A memorial erected in Fort Providence to remember people buried in an unmarked cemetery, including children who attended the local residential school. Photo: Albert Lafferty
Warning: This report contains references to the death of Indigenous children who attended residential schools.
The Northwest Territories’ chief coroner says more collaboration is needed to release records about children who attended residential schools in the territory.
Garth Eggenberger made the comments while testifying before the StandingSenate Committee on Indigenous Peoples last week, as first reported by NNSL.
“Without ongoing collaboration, we will not be able to meet the Truth and Reconciliation Commission of Canada’s call to action 71,” he said, referring to the call for chief coroners to release records on the deaths of Indigenous children in the care of residential school authorities.
According to an interim report published by the Senate committee in July, while the NWT government has committed to transfer residential school records to the National Centre for Truth and Reconciliation (or NCTR), several records – including vital statistics, coroners’ reports and death certificates – remain outstanding.
Eggenberger said part of the issue is that while his office holds coroner records for the NWT from September 1967 onward, as well as some files from 1954 to 1967, coroner records from confederation to 1967 are housed at archives in Ottawa, which are more difficult to access. He said his office has not investigated those records as it is beyond the capacity of staff.
Another challenge, Eggenberger said, is that people from the territory are sometimes sent south for medical treatment. If they die while outside the NWT, he said, accessing records in another jurisdiction can be difficult for his office.
“Cooperation is the biggest key here,” he said.
In 2013, at the request of the Truth and Reconciliation Commission of Canada, Eggenberger said his office reviewed all child deaths among records dating from 1955 to 1992. At the same time, he said, such deaths were reviewed among files at the Prince of Wales Northern Heritage Centre covering 1957 to 1992.
Of the 360 deaths identified, Eggenberger said five children were deemed to have died while attending residential schools or living in a federally operated hostel. He said his office provided the commission with a spreadsheet of those deaths.
This July, he said, his office became aware of the NCTR’s website and began comparing the names of people who attended residential school in the NWT with coroners’ files. Through that process, he said, staff identified one additional death, and his office is continuing to compare that information.

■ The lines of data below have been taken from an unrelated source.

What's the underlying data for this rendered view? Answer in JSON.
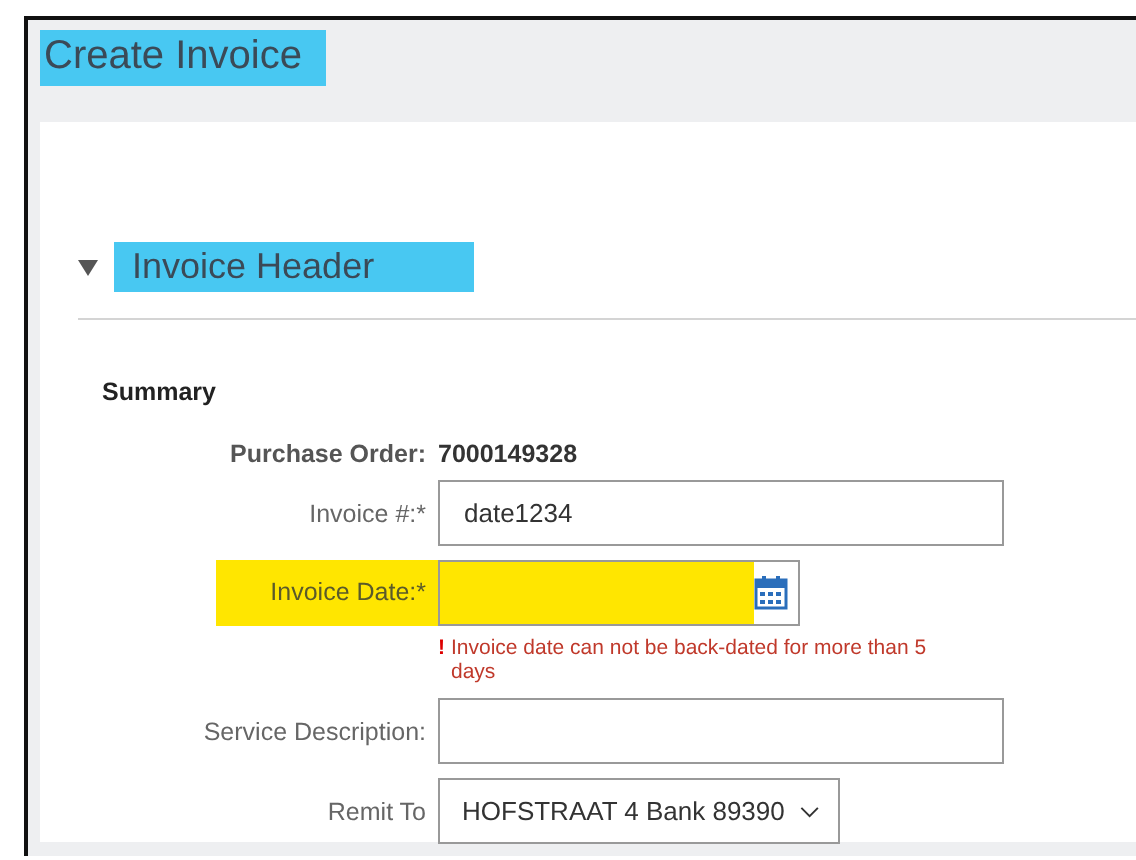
{
  "title": {
    "text": "Create Invoice",
    "highlighted": true
  },
  "section": {
    "title": "Invoice Header",
    "expanded": true,
    "highlighted": true
  },
  "subsection": "Summary",
  "rows": [
    {
      "kind": "readonly",
      "label": "Purchase Order:",
      "value": "7000149328",
      "highlighted": false
    },
    {
      "kind": "text",
      "label": "Invoice #:*",
      "value": "date1234",
      "highlighted": false
    },
    {
      "kind": "date",
      "label": "Invoice Date:*",
      "value": "",
      "highlighted": true,
      "error_mark": "!",
      "error": "Invoice date can not be back-dated for more than 5 days"
    },
    {
      "kind": "text",
      "label": "Service Description:",
      "value": "",
      "highlighted": false
    },
    {
      "kind": "select",
      "label": "Remit To",
      "value": "HOFSTRAAT 4 Bank 89390",
      "highlighted": false
    }
  ]
}
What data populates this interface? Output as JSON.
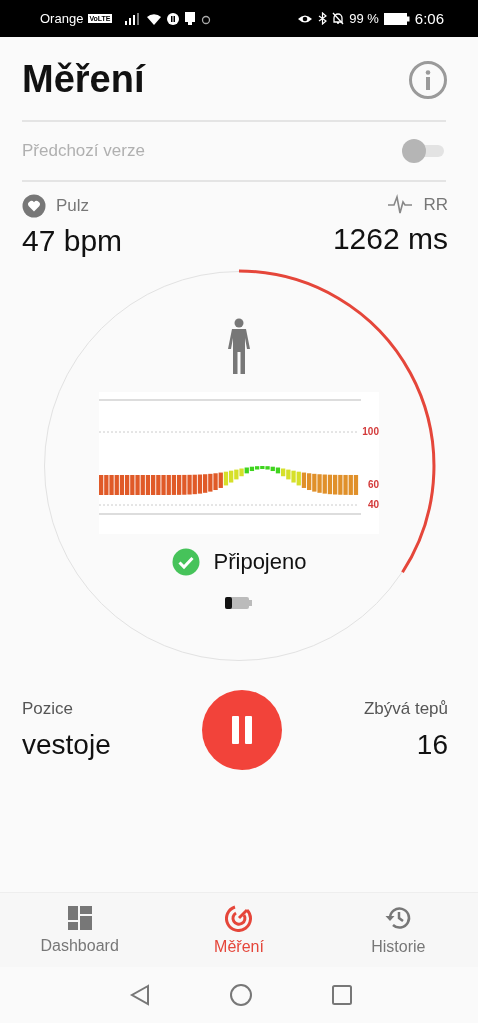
{
  "status_bar": {
    "carrier": "Orange",
    "volte_badge": "VoLTE",
    "battery_percent": "99 %",
    "time": "6:06"
  },
  "header": {
    "title": "Měření"
  },
  "previous_version": {
    "label": "Předchozí verze",
    "on": false
  },
  "pulse": {
    "label": "Pulz",
    "value": "47 bpm"
  },
  "rr": {
    "label": "RR",
    "value": "1262 ms"
  },
  "measurement": {
    "graph": {
      "tick_labels": [
        "100",
        "60",
        "40"
      ]
    },
    "connection": {
      "label": "Připojeno",
      "connected": true
    }
  },
  "position": {
    "label": "Pozice",
    "value": "vestoje"
  },
  "remaining": {
    "label": "Zbývá tepů",
    "value": "16"
  },
  "bottom_nav": [
    {
      "label": "Dashboard",
      "selected": false
    },
    {
      "label": "Měření",
      "selected": true
    },
    {
      "label": "Historie",
      "selected": false
    }
  ]
}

“It’s very important that there be a collaboration between the Office of the Chief Coroner of the Northwest Territories and other parties that may have documentation with names of persons that attended residential school in the Northwest Territories, and to provide those names to our office,” he said.
Also testifying to the Senate committee last week was Dr Dirk Huyer, the chief coroner for Ontario. He said the province completed a similar investigation to the NWT and provided a spreadsheet to the NCTR. He said his office also plans to provide the files themselves.
Huyer noted those cases do not encompass all children who may have died while attending residential school. He said, for example, that deaths due to infections and disease are not typically reported to coroners across Canada.
The National Indian Residential School crisis line provides 24-hour crisis support to former residential school students and their families toll-free at 1-866-925-4419.
Individuals affected by the issue of Missing and Murdered Indigenous Women and Girls can contact the MMIWG crisis line toll-free at 1-844-413-6649.
First Nations, Inuit and Métis seeking immediate emotional support can contact the Hope for Wellness helpline toll-free at 1-855-242-3310 or online.